Given that the world has changed so much in the last two months, Palo Alto Networks' (NYSE:PANW) third quarter of fiscal 2020 (the three months ended April 30, 2020) was going to be chock-full of information. The company didn't disappoint, producing strong financial results and providing lots of details on the direction it's headed, the future of cybersecurity, and how technology continues to play an increasingly dominant role in our lives.
The raw numbers
Palo Alto Networks' Q3 revenue was $869 million, 20% higher than a year ago and representing much higher growth than management had forecast earlier in the year. Billings (revenue collected in the period) increased 24% to $1.0 billion, and deferred revenue (revenue sitting on the balance sheet for which service has not yet been rendered) increased 28% to $3.4 billion. The acquisition of software-defined network security leader CloudGenix closed on April 21, which contributed some to the results, but it's been Palo Alto's aggressive cloud-based security-vendor purchasing over the last two years that accounted for most of the big jump.

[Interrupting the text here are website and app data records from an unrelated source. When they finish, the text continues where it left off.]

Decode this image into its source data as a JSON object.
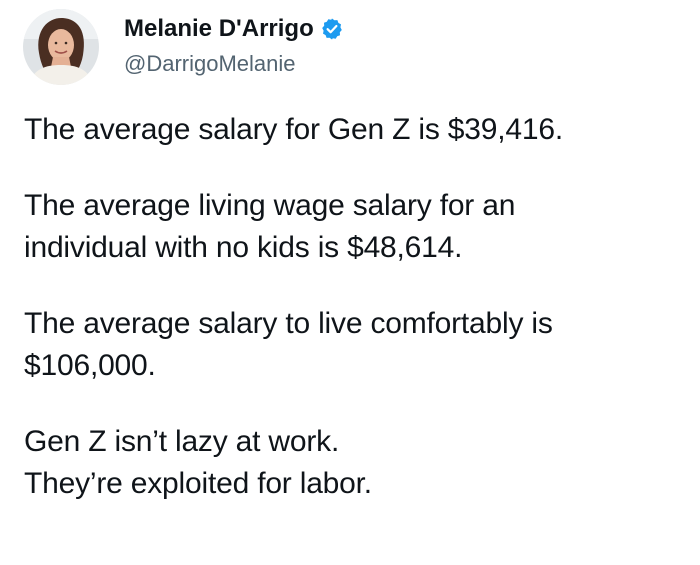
{
  "author": {
    "name": "Melanie D'Arrigo",
    "handle": "@DarrigoMelanie",
    "verified_icon": "verified-badge-icon",
    "accent_color": "#1d9bf0"
  },
  "tweet": {
    "paragraphs": [
      {
        "lines": [
          "The average salary for Gen Z is $39,416."
        ]
      },
      {
        "lines": [
          "The average living wage salary for an",
          "individual with no kids is $48,614."
        ]
      },
      {
        "lines": [
          "The average salary to live comfortably is",
          "$106,000."
        ]
      },
      {
        "lines": [
          "Gen Z isn’t lazy at work.",
          "They’re exploited for labor."
        ]
      }
    ]
  }
}
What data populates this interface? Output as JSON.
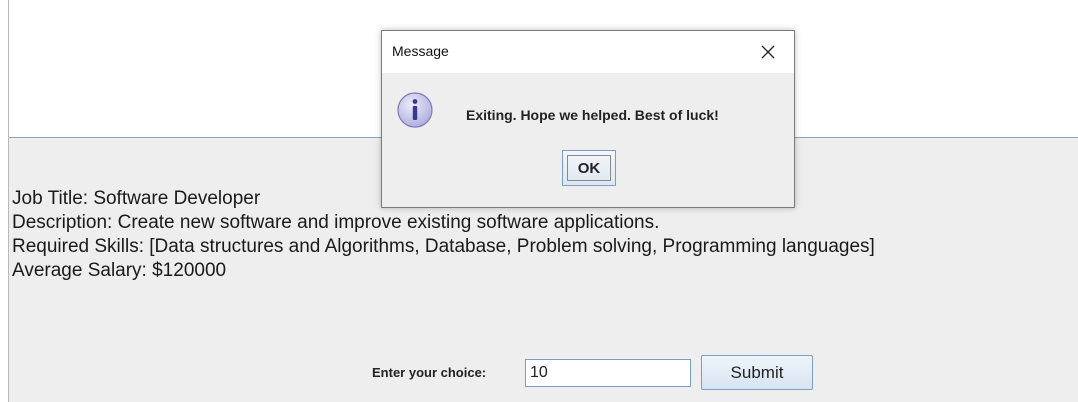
{
  "job": {
    "title_line": "Job Title: Software Developer",
    "description_line": "Description: Create new software and improve existing software applications.",
    "skills_line": "Required Skills: [Data structures and Algorithms, Database, Problem solving, Programming languages]",
    "salary_line": "Average Salary: $120000"
  },
  "form": {
    "choice_label": "Enter your choice:",
    "choice_value": "10",
    "submit_label": "Submit"
  },
  "dialog": {
    "title": "Message",
    "close_icon": "close-icon",
    "message_icon": "info-icon",
    "message": "Exiting. Hope we helped. Best of luck!",
    "ok_label": "OK"
  },
  "colors": {
    "panel_bg": "#eeeeee",
    "accent_border": "#7a9cc6",
    "info_icon_fill": "#c9c8ea"
  }
}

As for the bottom-line, adjusted net income was $115 million, down 12% from a year ago. Free cash flow (basic profitability measured as revenue minus cash operating and capital expenses) declined 70% to $83.6 million, mostly due to a $51.7 million charge related to its headquarters expansion and another $50 million in litigation settlement. Free cash flow should rally from here on out. Guidance for full-year 2020 was also upgraded, and revenue is now expected to grow 16% to 17% from 2019.
Tech upgrades are accelerating
The addition of CloudGenix at the end of Q3 is looking particularly fortuitous. Because of the lockdown to slow the spread of COVID-19, Palo Alto said organizations are accelerating their investment into technology. Many of the new trends that are emerging will need to make extensive use of the company's security and monitoring for cloud computing. CEO Nikesh Arora said the global economy will likely be negatively affected by coronavirus through the end of 2021. But as a result, investment in "digital transformation" to reduce potential future disruption is on the rise.
In his letter to shareholders, Arora outlined a number of trends his company expects to see emerge in the months and years ahead:
- Work-from-home is here to stay. Securing homes as well as offices will be increasingly important to keep digital operations safe.
- Migrating to cloud-based systems will accelerate to support remote work and update legacy operating procedures.
- As work-from-home and the cloud become commonplace, organizations will need to automate parts of business -- like logistics and billing -- using AI.
- Many organizations will begin looking to reduce the number of cybersecurity and technology vendors they use to simplify their processes.
Palo Alto's strategy of aggressively acquiring smaller but fast-growing cloud security and data-monitoring companies has drawn fire in recent years, but recent events are proving the worth of the drastic moves the company has made. While the future remains cloudy and growth trajectory in coming years uncertain, Arora said the current crisis is an opportunity to continue aggressively investing for more growth. And the large suite of services Palo Alto now offers should serve it well if organizations do start looking to simplify and consolidate who they do business with.
The company remains in excellent shape to execute on this plan after its last report. At the end of April, cash and short-term investments totaled $2.04 billion and long-term debt (in the form of notes that could be converted into stock) at $1.48 billion. With COVID-19 forcing technological change, Palo Alto Networks looks primed to continue consolidating cybersecurity market share to itself.